**Source information**:
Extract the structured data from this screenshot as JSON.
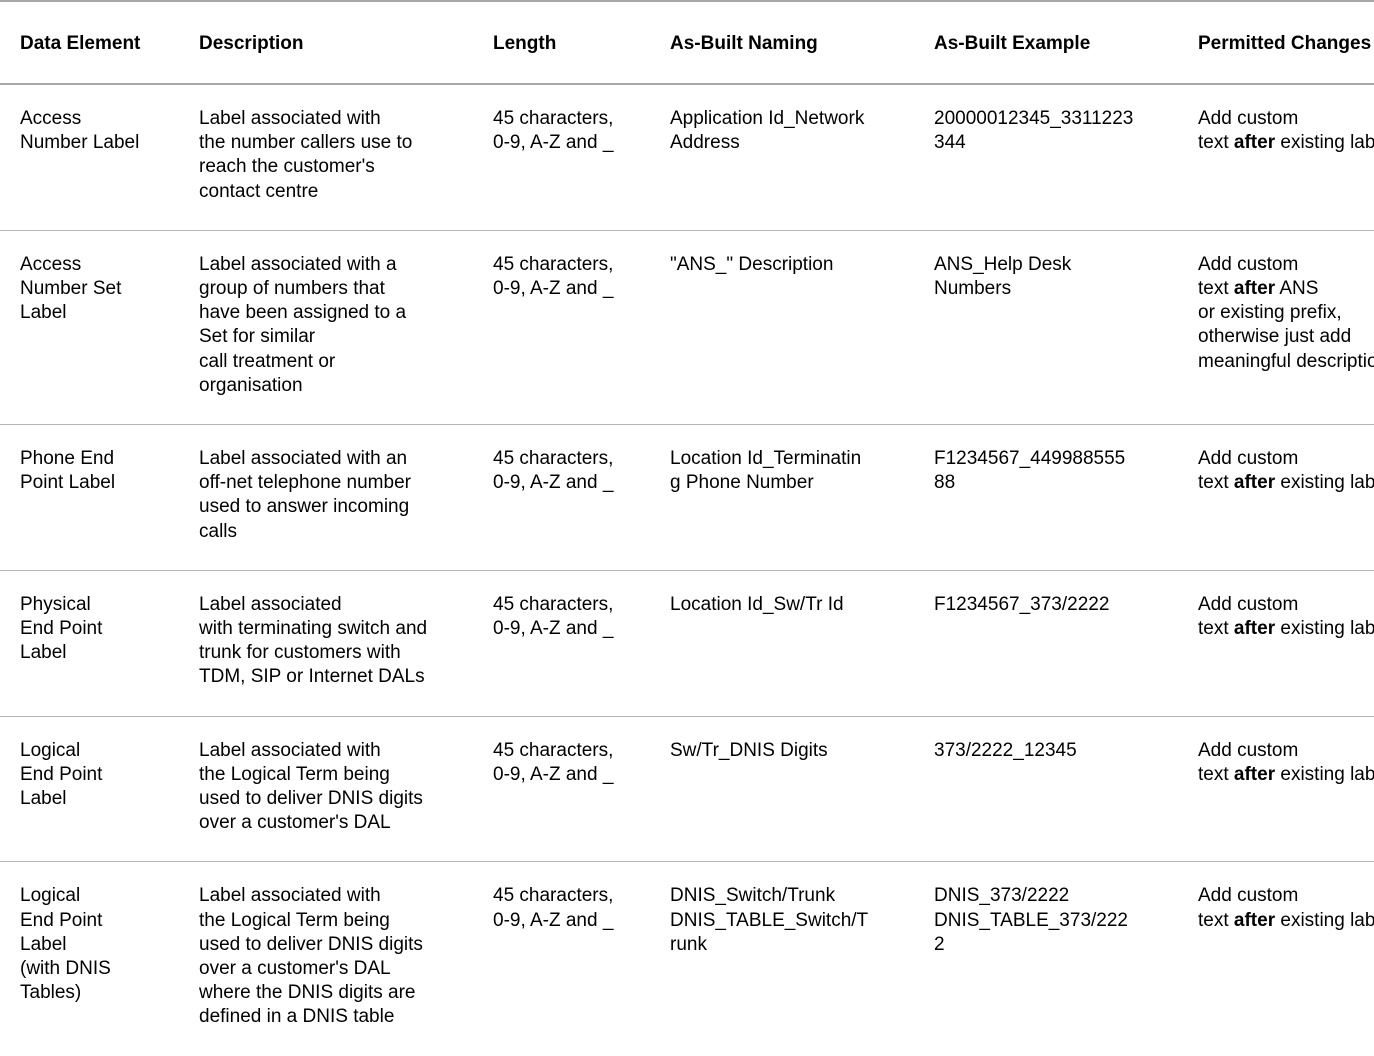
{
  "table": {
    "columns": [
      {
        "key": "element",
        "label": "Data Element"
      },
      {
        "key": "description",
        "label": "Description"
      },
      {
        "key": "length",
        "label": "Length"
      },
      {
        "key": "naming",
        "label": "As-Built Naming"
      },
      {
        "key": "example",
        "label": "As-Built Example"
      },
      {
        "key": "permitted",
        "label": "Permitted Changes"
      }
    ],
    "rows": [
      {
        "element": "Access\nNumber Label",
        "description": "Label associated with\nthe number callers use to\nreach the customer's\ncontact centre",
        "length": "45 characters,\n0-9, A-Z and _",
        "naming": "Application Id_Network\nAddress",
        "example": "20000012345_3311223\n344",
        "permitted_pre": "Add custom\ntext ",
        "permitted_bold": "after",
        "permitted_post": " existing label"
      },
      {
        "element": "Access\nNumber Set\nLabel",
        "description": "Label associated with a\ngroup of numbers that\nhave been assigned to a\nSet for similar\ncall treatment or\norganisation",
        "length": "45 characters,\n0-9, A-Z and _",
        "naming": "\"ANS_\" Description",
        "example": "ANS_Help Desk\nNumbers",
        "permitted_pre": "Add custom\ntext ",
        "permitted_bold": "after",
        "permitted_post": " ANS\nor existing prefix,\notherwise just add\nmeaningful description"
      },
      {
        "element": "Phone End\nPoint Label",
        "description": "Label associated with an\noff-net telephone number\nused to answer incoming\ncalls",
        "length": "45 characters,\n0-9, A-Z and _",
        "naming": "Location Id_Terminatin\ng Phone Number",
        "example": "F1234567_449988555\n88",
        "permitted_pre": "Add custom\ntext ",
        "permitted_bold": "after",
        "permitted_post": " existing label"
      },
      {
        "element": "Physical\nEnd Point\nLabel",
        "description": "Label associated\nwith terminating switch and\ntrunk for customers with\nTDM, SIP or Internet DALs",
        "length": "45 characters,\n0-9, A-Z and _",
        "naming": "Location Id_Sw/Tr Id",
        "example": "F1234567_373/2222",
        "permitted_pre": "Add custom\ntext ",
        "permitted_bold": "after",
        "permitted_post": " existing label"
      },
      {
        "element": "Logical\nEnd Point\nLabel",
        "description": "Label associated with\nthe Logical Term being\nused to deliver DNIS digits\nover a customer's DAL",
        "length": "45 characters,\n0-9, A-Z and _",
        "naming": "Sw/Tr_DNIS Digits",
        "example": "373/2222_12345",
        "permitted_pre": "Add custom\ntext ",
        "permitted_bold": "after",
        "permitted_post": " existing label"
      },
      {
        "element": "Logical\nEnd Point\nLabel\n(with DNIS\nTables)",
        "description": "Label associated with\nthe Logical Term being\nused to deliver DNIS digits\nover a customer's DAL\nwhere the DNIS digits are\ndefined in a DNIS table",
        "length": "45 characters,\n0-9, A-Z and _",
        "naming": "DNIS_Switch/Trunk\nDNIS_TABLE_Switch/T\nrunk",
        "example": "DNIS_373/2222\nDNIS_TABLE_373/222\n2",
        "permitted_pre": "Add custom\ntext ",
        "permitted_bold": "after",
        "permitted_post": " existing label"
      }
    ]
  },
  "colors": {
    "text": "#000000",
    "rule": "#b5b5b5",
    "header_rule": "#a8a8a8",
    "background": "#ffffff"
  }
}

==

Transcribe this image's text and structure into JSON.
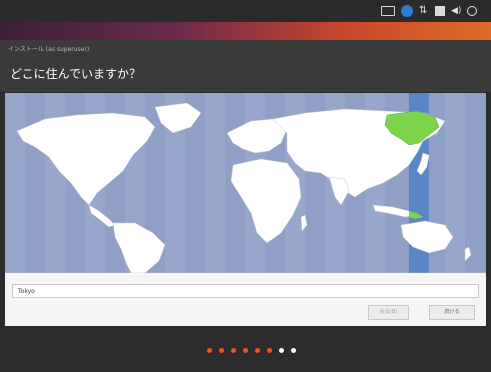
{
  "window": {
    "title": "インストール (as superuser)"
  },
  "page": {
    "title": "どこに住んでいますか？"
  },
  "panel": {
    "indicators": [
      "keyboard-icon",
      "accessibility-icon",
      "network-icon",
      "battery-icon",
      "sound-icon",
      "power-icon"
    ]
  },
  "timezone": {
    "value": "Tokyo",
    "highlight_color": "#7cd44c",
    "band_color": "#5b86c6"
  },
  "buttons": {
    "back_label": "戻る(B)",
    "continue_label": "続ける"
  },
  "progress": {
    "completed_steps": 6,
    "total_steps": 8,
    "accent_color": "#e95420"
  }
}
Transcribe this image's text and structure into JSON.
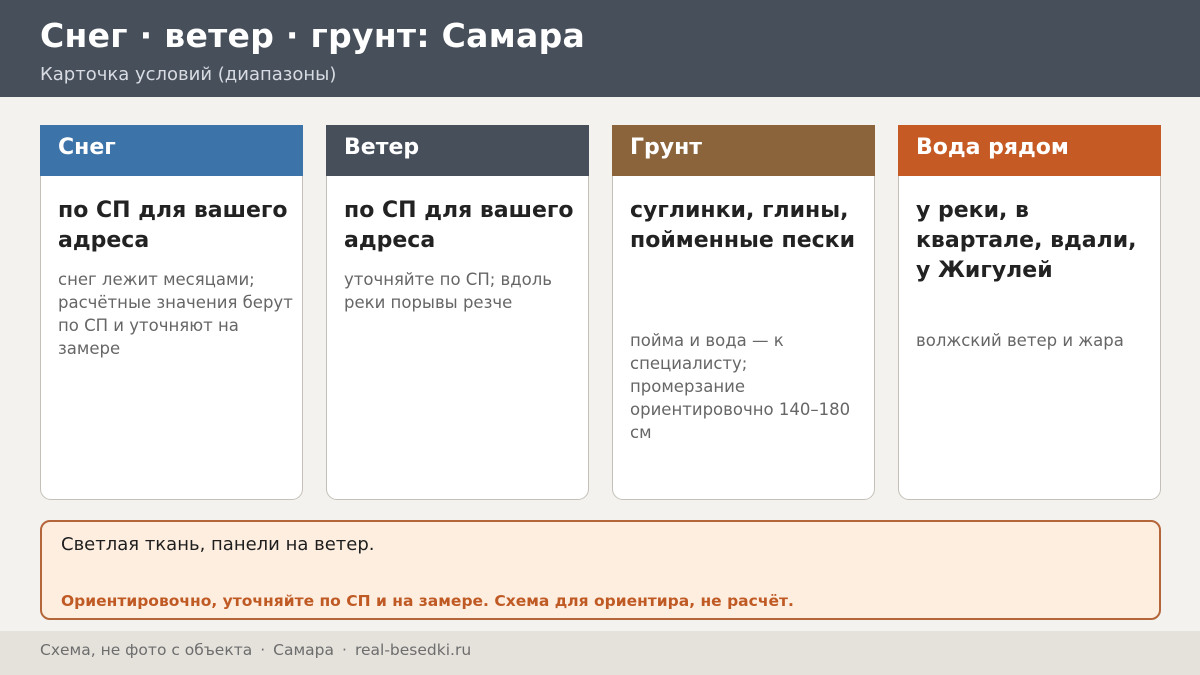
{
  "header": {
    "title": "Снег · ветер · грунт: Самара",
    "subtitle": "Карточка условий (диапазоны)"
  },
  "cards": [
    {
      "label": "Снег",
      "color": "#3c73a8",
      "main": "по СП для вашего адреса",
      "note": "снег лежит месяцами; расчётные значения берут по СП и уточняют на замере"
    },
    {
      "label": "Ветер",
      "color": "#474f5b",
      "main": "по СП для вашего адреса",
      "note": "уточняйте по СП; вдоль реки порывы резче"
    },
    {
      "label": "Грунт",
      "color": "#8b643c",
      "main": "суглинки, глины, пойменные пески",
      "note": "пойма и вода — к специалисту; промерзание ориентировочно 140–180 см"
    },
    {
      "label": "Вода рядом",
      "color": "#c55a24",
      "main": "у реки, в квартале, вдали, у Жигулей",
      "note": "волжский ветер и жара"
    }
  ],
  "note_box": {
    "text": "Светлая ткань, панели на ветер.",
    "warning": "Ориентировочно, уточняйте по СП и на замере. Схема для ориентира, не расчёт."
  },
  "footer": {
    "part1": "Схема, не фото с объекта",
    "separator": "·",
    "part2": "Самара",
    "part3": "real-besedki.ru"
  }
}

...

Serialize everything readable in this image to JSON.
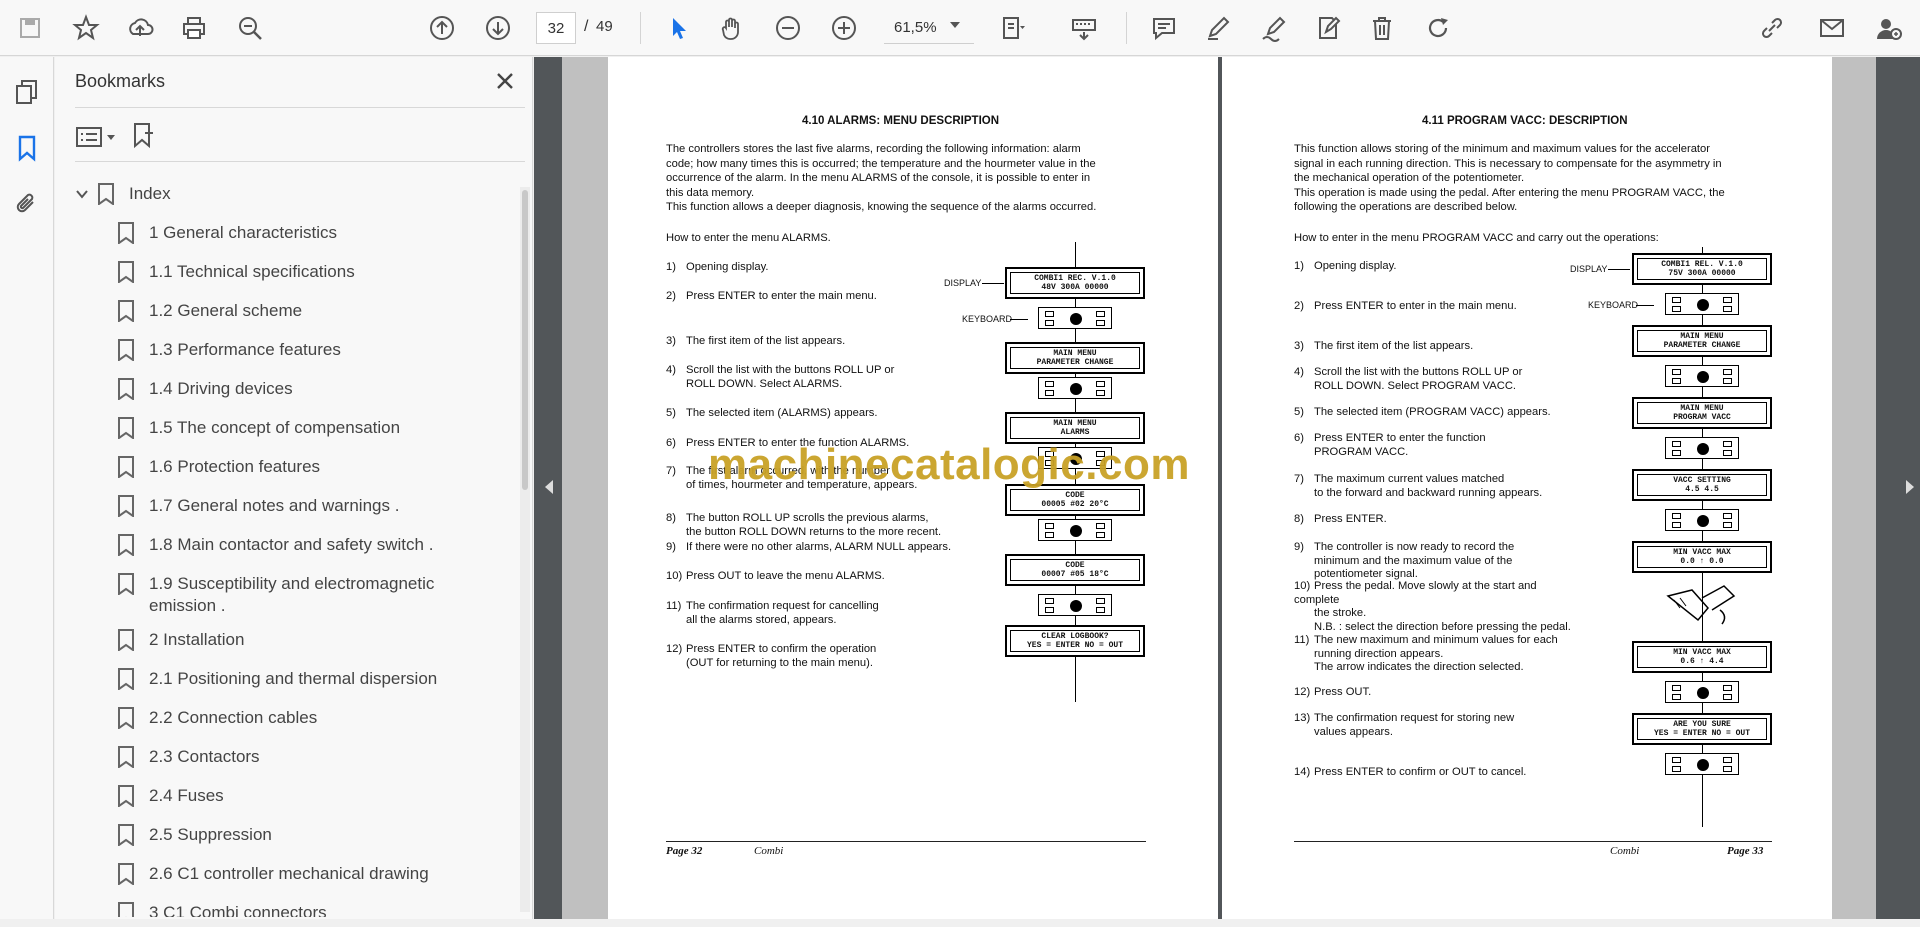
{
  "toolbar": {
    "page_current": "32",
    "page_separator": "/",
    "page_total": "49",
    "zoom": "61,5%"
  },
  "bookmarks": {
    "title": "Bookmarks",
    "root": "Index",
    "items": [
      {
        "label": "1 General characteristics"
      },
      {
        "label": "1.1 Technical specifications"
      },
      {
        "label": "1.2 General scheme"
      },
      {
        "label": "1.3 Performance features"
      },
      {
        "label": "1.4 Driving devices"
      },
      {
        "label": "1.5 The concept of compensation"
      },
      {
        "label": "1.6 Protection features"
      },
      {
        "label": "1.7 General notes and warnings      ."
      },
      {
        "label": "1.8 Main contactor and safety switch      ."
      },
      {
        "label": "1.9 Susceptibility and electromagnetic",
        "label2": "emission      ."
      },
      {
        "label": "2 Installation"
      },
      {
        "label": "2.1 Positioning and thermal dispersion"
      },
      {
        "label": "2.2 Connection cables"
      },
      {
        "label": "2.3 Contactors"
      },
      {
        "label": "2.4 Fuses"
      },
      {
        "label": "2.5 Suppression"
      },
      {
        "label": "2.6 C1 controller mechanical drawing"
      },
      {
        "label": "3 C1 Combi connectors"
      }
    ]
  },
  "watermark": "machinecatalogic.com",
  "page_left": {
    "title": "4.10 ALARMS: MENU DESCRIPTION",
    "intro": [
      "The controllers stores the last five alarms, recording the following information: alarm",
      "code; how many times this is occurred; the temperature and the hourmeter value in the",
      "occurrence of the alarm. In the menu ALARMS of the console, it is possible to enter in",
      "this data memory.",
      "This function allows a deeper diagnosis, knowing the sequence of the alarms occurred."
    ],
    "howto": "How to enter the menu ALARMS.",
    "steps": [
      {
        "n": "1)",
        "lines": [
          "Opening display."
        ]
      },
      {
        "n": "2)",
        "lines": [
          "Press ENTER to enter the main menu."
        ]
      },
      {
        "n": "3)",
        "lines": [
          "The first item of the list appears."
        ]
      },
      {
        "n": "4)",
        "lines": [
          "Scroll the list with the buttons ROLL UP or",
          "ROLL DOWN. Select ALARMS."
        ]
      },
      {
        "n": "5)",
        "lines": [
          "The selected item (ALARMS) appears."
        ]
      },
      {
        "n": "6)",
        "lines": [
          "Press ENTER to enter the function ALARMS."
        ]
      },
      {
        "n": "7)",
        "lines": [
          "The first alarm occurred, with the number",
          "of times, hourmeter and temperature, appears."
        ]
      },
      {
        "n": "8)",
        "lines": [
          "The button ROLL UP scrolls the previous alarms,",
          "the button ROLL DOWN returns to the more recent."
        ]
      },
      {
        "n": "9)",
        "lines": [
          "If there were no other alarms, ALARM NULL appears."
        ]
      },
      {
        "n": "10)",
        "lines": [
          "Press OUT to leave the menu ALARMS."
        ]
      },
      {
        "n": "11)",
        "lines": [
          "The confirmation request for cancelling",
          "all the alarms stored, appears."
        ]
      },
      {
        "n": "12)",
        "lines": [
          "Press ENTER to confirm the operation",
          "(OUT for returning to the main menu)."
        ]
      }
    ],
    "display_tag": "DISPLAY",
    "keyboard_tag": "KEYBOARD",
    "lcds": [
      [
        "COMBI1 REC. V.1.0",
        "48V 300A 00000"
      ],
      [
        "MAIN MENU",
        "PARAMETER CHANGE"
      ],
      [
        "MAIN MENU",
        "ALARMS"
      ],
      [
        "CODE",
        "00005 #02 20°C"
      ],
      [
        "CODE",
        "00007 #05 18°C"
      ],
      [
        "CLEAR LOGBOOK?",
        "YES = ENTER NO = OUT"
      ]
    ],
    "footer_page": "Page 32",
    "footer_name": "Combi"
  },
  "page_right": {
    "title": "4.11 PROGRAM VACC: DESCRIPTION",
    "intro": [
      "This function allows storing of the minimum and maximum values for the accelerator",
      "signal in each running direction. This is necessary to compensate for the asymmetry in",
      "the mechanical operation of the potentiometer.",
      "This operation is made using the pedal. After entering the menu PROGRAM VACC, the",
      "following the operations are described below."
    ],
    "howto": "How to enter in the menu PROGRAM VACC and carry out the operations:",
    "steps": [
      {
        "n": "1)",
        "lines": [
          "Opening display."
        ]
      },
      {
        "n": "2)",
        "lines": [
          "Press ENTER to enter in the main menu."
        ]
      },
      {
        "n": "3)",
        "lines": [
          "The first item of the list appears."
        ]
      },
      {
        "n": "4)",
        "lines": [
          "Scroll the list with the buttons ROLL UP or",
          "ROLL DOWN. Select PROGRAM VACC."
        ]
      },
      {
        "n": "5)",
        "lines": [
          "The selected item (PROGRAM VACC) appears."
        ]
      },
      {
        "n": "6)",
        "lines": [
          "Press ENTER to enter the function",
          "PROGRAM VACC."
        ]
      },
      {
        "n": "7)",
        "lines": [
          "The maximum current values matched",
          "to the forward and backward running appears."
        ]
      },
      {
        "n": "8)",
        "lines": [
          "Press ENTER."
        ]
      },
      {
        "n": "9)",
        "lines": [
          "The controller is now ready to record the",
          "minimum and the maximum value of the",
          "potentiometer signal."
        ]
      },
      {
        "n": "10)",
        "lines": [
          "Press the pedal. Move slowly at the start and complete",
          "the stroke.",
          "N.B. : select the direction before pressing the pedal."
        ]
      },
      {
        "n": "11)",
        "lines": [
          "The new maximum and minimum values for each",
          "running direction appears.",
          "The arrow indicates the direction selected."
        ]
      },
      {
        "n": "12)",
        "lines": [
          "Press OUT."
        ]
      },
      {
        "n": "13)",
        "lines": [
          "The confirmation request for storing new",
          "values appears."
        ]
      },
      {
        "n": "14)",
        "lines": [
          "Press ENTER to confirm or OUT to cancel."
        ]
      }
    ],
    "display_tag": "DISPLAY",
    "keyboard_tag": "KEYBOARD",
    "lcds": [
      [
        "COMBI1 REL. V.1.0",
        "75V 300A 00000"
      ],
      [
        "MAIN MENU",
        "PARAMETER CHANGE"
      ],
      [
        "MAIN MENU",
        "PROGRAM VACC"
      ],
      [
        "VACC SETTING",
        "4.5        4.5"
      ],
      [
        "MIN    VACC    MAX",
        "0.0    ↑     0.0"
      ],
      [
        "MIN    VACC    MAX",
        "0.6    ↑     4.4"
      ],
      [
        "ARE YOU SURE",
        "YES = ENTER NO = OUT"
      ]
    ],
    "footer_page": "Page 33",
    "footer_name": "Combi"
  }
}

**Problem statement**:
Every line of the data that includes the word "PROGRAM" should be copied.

**Your solution**:
    "title": "4.11 PROGRAM VACC: DESCRIPTION",
      "This operation is made using the pedal. After entering the menu PROGRAM VACC, the",
    "howto": "How to enter in the menu PROGRAM VACC and carry out the operations:",
          "ROLL DOWN. Select PROGRAM VACC."
          "The selected item (PROGRAM VACC) appears."
          "PROGRAM VACC."
        "PROGRAM VACC"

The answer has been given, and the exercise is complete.